### Instructions for the task:
Below is a block of records; repeat all of them exactly.

### Dataset records:
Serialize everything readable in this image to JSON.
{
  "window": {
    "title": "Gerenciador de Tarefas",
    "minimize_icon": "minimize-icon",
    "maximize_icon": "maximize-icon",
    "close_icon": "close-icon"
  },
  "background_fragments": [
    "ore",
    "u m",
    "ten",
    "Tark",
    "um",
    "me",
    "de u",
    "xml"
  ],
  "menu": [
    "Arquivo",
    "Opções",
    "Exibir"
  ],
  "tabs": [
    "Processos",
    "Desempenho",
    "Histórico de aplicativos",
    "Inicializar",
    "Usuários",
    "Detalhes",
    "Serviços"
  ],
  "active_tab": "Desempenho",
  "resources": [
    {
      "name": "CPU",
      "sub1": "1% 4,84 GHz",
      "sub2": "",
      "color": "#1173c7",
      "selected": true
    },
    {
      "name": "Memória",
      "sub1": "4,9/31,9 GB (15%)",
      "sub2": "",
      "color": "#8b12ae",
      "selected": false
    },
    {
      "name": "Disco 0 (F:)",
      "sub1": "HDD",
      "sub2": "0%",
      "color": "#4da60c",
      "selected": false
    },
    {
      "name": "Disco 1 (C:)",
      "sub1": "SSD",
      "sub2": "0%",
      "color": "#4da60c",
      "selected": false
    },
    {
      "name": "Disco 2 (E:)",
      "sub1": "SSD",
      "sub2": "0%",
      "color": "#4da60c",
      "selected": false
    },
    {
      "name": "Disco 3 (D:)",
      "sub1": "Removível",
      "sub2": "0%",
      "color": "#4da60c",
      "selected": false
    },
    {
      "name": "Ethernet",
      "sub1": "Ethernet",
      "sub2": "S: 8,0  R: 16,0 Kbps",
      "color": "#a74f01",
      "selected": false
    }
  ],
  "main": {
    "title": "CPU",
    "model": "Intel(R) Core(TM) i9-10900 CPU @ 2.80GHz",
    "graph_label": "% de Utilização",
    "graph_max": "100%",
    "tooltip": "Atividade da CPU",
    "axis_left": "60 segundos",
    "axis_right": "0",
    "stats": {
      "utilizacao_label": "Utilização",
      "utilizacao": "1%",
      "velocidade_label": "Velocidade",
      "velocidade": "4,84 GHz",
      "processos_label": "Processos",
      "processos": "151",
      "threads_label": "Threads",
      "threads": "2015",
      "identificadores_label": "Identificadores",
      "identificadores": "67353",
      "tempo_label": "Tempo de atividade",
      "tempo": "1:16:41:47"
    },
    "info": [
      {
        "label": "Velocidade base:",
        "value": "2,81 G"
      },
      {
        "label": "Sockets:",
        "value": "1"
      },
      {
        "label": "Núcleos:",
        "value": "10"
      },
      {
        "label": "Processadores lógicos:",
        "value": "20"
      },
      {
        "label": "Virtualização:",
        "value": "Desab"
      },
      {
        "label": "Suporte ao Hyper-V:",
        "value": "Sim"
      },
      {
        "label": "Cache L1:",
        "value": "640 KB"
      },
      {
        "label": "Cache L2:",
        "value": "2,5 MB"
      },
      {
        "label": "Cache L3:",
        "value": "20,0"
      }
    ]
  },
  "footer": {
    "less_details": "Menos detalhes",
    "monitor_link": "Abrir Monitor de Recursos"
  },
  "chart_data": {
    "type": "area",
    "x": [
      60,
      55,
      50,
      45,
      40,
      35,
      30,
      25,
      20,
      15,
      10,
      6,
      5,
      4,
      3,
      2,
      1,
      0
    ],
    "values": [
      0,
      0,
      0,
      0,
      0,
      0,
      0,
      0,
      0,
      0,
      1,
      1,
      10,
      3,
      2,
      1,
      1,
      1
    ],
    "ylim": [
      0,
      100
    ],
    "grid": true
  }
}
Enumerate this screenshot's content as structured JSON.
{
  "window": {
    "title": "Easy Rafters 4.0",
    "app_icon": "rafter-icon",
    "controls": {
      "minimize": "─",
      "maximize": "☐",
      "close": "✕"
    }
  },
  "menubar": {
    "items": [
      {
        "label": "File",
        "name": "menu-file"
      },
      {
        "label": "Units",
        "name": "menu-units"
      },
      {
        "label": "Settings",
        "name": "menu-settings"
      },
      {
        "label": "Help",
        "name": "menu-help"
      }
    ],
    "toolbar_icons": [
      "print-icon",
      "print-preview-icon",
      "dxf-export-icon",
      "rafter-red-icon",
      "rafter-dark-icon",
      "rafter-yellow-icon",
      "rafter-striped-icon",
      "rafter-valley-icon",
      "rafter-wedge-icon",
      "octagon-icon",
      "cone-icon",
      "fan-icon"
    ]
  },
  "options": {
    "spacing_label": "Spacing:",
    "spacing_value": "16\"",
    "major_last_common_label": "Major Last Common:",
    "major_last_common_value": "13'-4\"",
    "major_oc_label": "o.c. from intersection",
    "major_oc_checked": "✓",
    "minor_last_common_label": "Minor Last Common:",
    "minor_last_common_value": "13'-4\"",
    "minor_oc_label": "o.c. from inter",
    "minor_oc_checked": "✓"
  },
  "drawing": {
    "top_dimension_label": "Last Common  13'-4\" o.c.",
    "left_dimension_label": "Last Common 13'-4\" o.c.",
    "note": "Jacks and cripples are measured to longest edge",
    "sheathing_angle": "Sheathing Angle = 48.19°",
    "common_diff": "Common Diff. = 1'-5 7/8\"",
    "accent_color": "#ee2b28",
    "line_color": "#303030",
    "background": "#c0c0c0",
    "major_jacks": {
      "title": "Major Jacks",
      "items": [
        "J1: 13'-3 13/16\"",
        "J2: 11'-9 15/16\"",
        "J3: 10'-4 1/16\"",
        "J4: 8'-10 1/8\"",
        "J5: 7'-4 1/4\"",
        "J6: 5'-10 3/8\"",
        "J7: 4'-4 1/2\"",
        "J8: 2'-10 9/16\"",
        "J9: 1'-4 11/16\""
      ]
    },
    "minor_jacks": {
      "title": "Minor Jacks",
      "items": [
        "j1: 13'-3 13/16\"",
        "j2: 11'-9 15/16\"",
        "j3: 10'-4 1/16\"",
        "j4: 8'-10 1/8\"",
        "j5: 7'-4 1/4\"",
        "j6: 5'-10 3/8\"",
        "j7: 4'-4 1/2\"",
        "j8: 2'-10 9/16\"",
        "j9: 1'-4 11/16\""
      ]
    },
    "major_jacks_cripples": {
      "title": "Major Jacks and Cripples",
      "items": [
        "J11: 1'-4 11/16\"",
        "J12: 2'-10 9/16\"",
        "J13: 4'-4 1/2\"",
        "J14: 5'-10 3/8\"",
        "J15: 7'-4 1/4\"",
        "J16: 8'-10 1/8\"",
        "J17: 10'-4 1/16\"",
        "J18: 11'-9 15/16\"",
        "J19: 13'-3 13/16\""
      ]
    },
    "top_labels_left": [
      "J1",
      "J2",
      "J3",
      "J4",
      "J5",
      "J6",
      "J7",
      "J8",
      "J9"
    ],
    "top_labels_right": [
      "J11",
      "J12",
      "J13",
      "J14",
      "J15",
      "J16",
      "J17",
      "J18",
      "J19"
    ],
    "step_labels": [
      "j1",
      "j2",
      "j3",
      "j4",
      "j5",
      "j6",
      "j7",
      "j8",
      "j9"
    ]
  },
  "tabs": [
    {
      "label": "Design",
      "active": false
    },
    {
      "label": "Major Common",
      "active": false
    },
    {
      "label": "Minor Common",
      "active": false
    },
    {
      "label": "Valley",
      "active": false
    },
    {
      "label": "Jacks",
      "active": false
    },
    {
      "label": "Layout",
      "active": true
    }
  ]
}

### Task result:
Serialize everything readable in this image to JSON.
{
  "window": {
    "title": "Gerenciador de Tarefas",
    "minimize_icon": "minimize-icon",
    "maximize_icon": "maximize-icon",
    "close_icon": "close-icon"
  },
  "background_fragments": [
    "ore",
    "u m",
    "ten",
    "Tark",
    "um",
    "me",
    "de u",
    "xml"
  ],
  "menu": [
    "Arquivo",
    "Opções",
    "Exibir"
  ],
  "tabs": [
    "Processos",
    "Desempenho",
    "Histórico de aplicativos",
    "Inicializar",
    "Usuários",
    "Detalhes",
    "Serviços"
  ],
  "active_tab": "Desempenho",
  "resources": [
    {
      "name": "CPU",
      "sub1": "1% 4,84 GHz",
      "sub2": "",
      "color": "#1173c7",
      "selected": true
    },
    {
      "name": "Memória",
      "sub1": "4,9/31,9 GB (15%)",
      "sub2": "",
      "color": "#8b12ae",
      "selected": false
    },
    {
      "name": "Disco 0 (F:)",
      "sub1": "HDD",
      "sub2": "0%",
      "color": "#4da60c",
      "selected": false
    },
    {
      "name": "Disco 1 (C:)",
      "sub1": "SSD",
      "sub2": "0%",
      "color": "#4da60c",
      "selected": false
    },
    {
      "name": "Disco 2 (E:)",
      "sub1": "SSD",
      "sub2": "0%",
      "color": "#4da60c",
      "selected": false
    },
    {
      "name": "Disco 3 (D:)",
      "sub1": "Removível",
      "sub2": "0%",
      "color": "#4da60c",
      "selected": false
    },
    {
      "name": "Ethernet",
      "sub1": "Ethernet",
      "sub2": "S: 8,0  R: 16,0 Kbps",
      "color": "#a74f01",
      "selected": false
    }
  ],
  "main": {
    "title": "CPU",
    "model": "Intel(R) Core(TM) i9-10900 CPU @ 2.80GHz",
    "graph_label": "% de Utilização",
    "graph_max": "100%",
    "tooltip": "Atividade da CPU",
    "axis_left": "60 segundos",
    "axis_right": "0",
    "stats": {
      "utilizacao_label": "Utilização",
      "utilizacao": "1%",
      "velocidade_label": "Velocidade",
      "velocidade": "4,84 GHz",
      "processos_label": "Processos",
      "processos": "151",
      "threads_label": "Threads",
      "threads": "2015",
      "identificadores_label": "Identificadores",
      "identificadores": "67353",
      "tempo_label": "Tempo de atividade",
      "tempo": "1:16:41:47"
    },
    "info": [
      {
        "label": "Velocidade base:",
        "value": "2,81 G"
      },
      {
        "label": "Sockets:",
        "value": "1"
      },
      {
        "label": "Núcleos:",
        "value": "10"
      },
      {
        "label": "Processadores lógicos:",
        "value": "20"
      },
      {
        "label": "Virtualização:",
        "value": "Desab"
      },
      {
        "label": "Suporte ao Hyper-V:",
        "value": "Sim"
      },
      {
        "label": "Cache L1:",
        "value": "640 KB"
      },
      {
        "label": "Cache L2:",
        "value": "2,5 MB"
      },
      {
        "label": "Cache L3:",
        "value": "20,0"
      }
    ]
  },
  "footer": {
    "less_details": "Menos detalhes",
    "monitor_link": "Abrir Monitor de Recursos"
  },
  "chart_data": {
    "type": "area",
    "x": [
      60,
      55,
      50,
      45,
      40,
      35,
      30,
      25,
      20,
      15,
      10,
      6,
      5,
      4,
      3,
      2,
      1,
      0
    ],
    "values": [
      0,
      0,
      0,
      0,
      0,
      0,
      0,
      0,
      0,
      0,
      1,
      1,
      10,
      3,
      2,
      1,
      1,
      1
    ],
    "ylim": [
      0,
      100
    ],
    "grid": true
  }
}
Enumerate this screenshot's content as structured JSON.
{
  "window": {
    "title": "Easy Rafters 4.0",
    "app_icon": "rafter-icon",
    "controls": {
      "minimize": "─",
      "maximize": "☐",
      "close": "✕"
    }
  },
  "menubar": {
    "items": [
      {
        "label": "File",
        "name": "menu-file"
      },
      {
        "label": "Units",
        "name": "menu-units"
      },
      {
        "label": "Settings",
        "name": "menu-settings"
      },
      {
        "label": "Help",
        "name": "menu-help"
      }
    ],
    "toolbar_icons": [
      "print-icon",
      "print-preview-icon",
      "dxf-export-icon",
      "rafter-red-icon",
      "rafter-dark-icon",
      "rafter-yellow-icon",
      "rafter-striped-icon",
      "rafter-valley-icon",
      "rafter-wedge-icon",
      "octagon-icon",
      "cone-icon",
      "fan-icon"
    ]
  },
  "options": {
    "spacing_label": "Spacing:",
    "spacing_value": "16\"",
    "major_last_common_label": "Major Last Common:",
    "major_last_common_value": "13'-4\"",
    "major_oc_label": "o.c. from intersection",
    "major_oc_checked": "✓",
    "minor_last_common_label": "Minor Last Common:",
    "minor_last_common_value": "13'-4\"",
    "minor_oc_label": "o.c. from inter",
    "minor_oc_checked": "✓"
  },
  "drawing": {
    "top_dimension_label": "Last Common  13'-4\" o.c.",
    "left_dimension_label": "Last Common 13'-4\" o.c.",
    "note": "Jacks and cripples are measured to longest edge",
    "sheathing_angle": "Sheathing Angle = 48.19°",
    "common_diff": "Common Diff. = 1'-5 7/8\"",
    "accent_color": "#ee2b28",
    "line_color": "#303030",
    "background": "#c0c0c0",
    "major_jacks": {
      "title": "Major Jacks",
      "items": [
        "J1: 13'-3 13/16\"",
        "J2: 11'-9 15/16\"",
        "J3: 10'-4 1/16\"",
        "J4: 8'-10 1/8\"",
        "J5: 7'-4 1/4\"",
        "J6: 5'-10 3/8\"",
        "J7: 4'-4 1/2\"",
        "J8: 2'-10 9/16\"",
        "J9: 1'-4 11/16\""
      ]
    },
    "minor_jacks": {
      "title": "Minor Jacks",
      "items": [
        "j1: 13'-3 13/16\"",
        "j2: 11'-9 15/16\"",
        "j3: 10'-4 1/16\"",
        "j4: 8'-10 1/8\"",
        "j5: 7'-4 1/4\"",
        "j6: 5'-10 3/8\"",
        "j7: 4'-4 1/2\"",
        "j8: 2'-10 9/16\"",
        "j9: 1'-4 11/16\""
      ]
    },
    "major_jacks_cripples": {
      "title": "Major Jacks and Cripples",
      "items": [
        "J11: 1'-4 11/16\"",
        "J12: 2'-10 9/16\"",
        "J13: 4'-4 1/2\"",
        "J14: 5'-10 3/8\"",
        "J15: 7'-4 1/4\"",
        "J16: 8'-10 1/8\"",
        "J17: 10'-4 1/16\"",
        "J18: 11'-9 15/16\"",
        "J19: 13'-3 13/16\""
      ]
    },
    "top_labels_left": [
      "J1",
      "J2",
      "J3",
      "J4",
      "J5",
      "J6",
      "J7",
      "J8",
      "J9"
    ],
    "top_labels_right": [
      "J11",
      "J12",
      "J13",
      "J14",
      "J15",
      "J16",
      "J17",
      "J18",
      "J19"
    ],
    "step_labels": [
      "j1",
      "j2",
      "j3",
      "j4",
      "j5",
      "j6",
      "j7",
      "j8",
      "j9"
    ]
  },
  "tabs": [
    {
      "label": "Design",
      "active": false
    },
    {
      "label": "Major Common",
      "active": false
    },
    {
      "label": "Minor Common",
      "active": false
    },
    {
      "label": "Valley",
      "active": false
    },
    {
      "label": "Jacks",
      "active": false
    },
    {
      "label": "Layout",
      "active": true
    }
  ]
}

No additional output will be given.